Secretary Robert B. Evnen Said The Initiatives Failed To Comply With The Single Subject Rule


Despite completed petitions that would normally allow Nebraska residents to vote on whether gambling expansion takes place in their state, they won’t get that opportunity.

According to a report from a local media outlet, Nebraska Secretary of State Robert B. Evnen announced Tuesday in a press release that three initiatives that would’ve expanded gambling in the Cornhusker State won’t be on this November’s ballot.

Through the press release, Evnen said that the three initiatives “fail to comply with the single subject rule in the Nebraska Constitution and are confusing.”

Evnen contested that the first initiative was misleading, as the stated goal was to allow games of chance at racetracks, but that the actual effect of the initiative would allow those games to be permitted on tribal land as well.

The third initiative surrounded property tax relief, but only if expanding gaming was passed by the electorate. Evnen called this “logrolling,” which is a practice that the state’s Supreme Court has expressly prohibited.

Evnen stated that the second initiative, which dealt with dealt with amending the State Constitution to allow gambling, “caused confusion.”

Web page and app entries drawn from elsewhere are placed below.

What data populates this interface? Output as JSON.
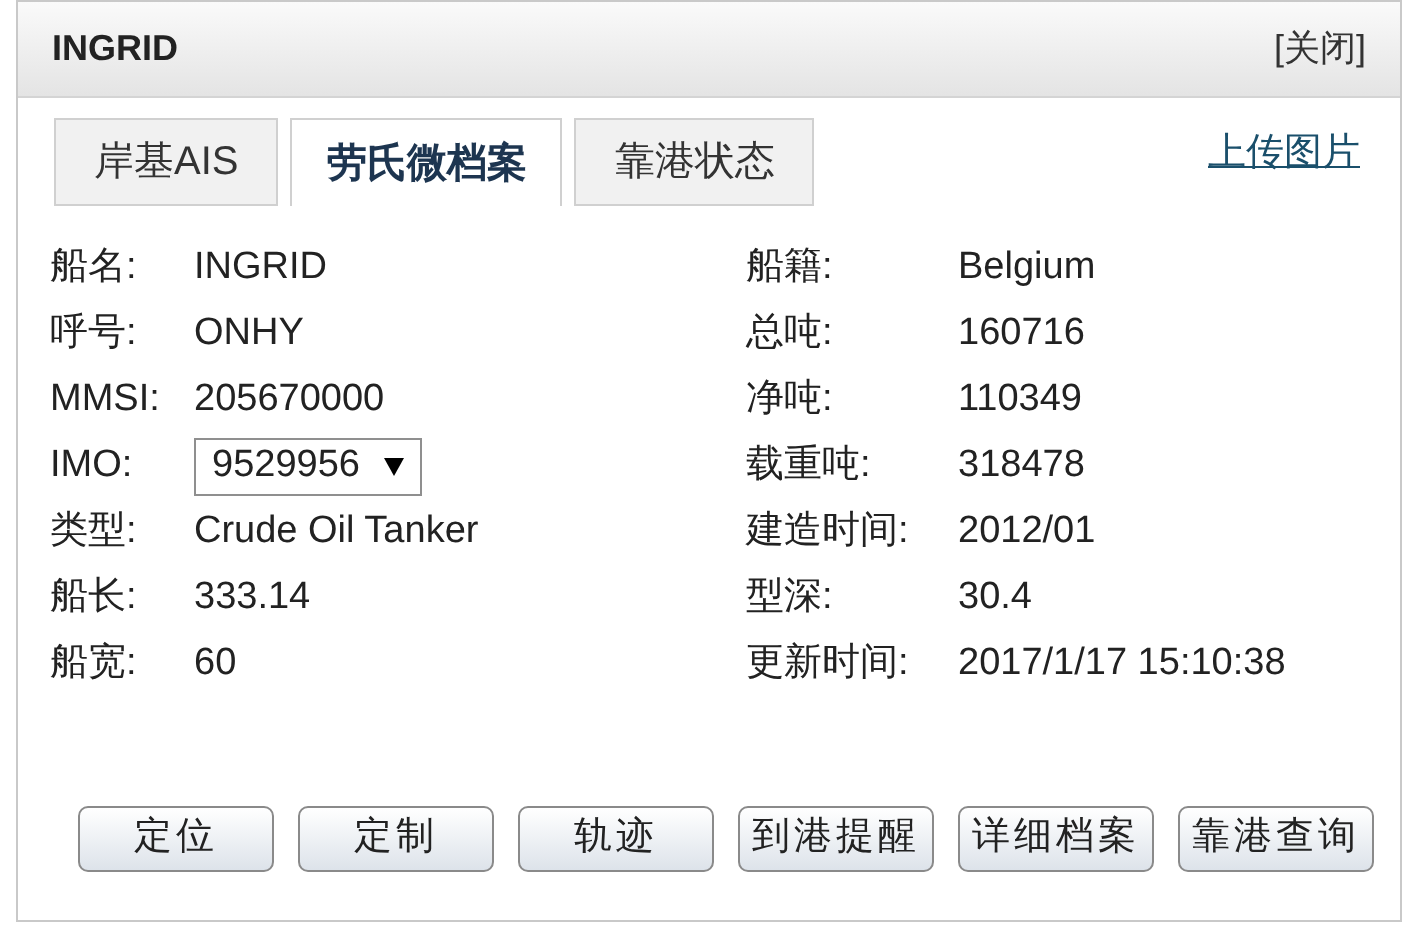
{
  "window": {
    "title": "INGRID",
    "close": "[关闭]"
  },
  "tabs": [
    {
      "label": "岸基AIS",
      "selected": false
    },
    {
      "label": "劳氏微档案",
      "selected": true
    },
    {
      "label": "靠港状态",
      "selected": false
    }
  ],
  "upload_link": "上传图片",
  "left_fields": [
    {
      "label": "船名:",
      "value": "INGRID",
      "kind": "text"
    },
    {
      "label": "呼号:",
      "value": "ONHY",
      "kind": "text"
    },
    {
      "label": "MMSI:",
      "value": "205670000",
      "kind": "text"
    },
    {
      "label": "IMO:",
      "value": "9529956",
      "kind": "select"
    },
    {
      "label": "类型:",
      "value": "Crude Oil Tanker",
      "kind": "text"
    },
    {
      "label": "船长:",
      "value": "333.14",
      "kind": "text"
    },
    {
      "label": "船宽:",
      "value": "60",
      "kind": "text"
    }
  ],
  "right_fields": [
    {
      "label": "船籍:",
      "value": "Belgium",
      "kind": "text"
    },
    {
      "label": "总吨:",
      "value": "160716",
      "kind": "text"
    },
    {
      "label": "净吨:",
      "value": "110349",
      "kind": "text"
    },
    {
      "label": "载重吨:",
      "value": "318478",
      "kind": "text"
    },
    {
      "label": "建造时间:",
      "value": "2012/01",
      "kind": "text"
    },
    {
      "label": "型深:",
      "value": "30.4",
      "kind": "text"
    },
    {
      "label": "更新时间:",
      "value": "2017/1/17 15:10:38",
      "kind": "text"
    }
  ],
  "buttons": [
    "定位",
    "定制",
    "轨迹",
    "到港提醒",
    "详细档案",
    "靠港查询"
  ]
}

“The Constitutional right to bring forward initiative petitions for a vote of the people is fundamental to our state government and is to be zealously protected … Part of the protection of the right of initiative is to assure that such petitions are neither misleading nor manipulative,” wrote Evnen.

The organization behind the petitions, Keep the Money in Nebraska, got more than 400,000 signatures for the petition. Those signatures were validated and legally sufficient. The group argued that many in the state are taking their money outside of the state’s borders to gamble at casinos in neighboring states. Nebraska is one of 10 states in the country that doesn’t have a casino within its borders.

One of the group’s members reached out to Lincoln-based attorney Andre Barry to file a request with the Nebraska Supreme Court to review the decision and possibly force Evnen to put the gambling issues on the ballot.

It’s unclear when the court will make its decision, but November’s ballot must be finalized by September 11.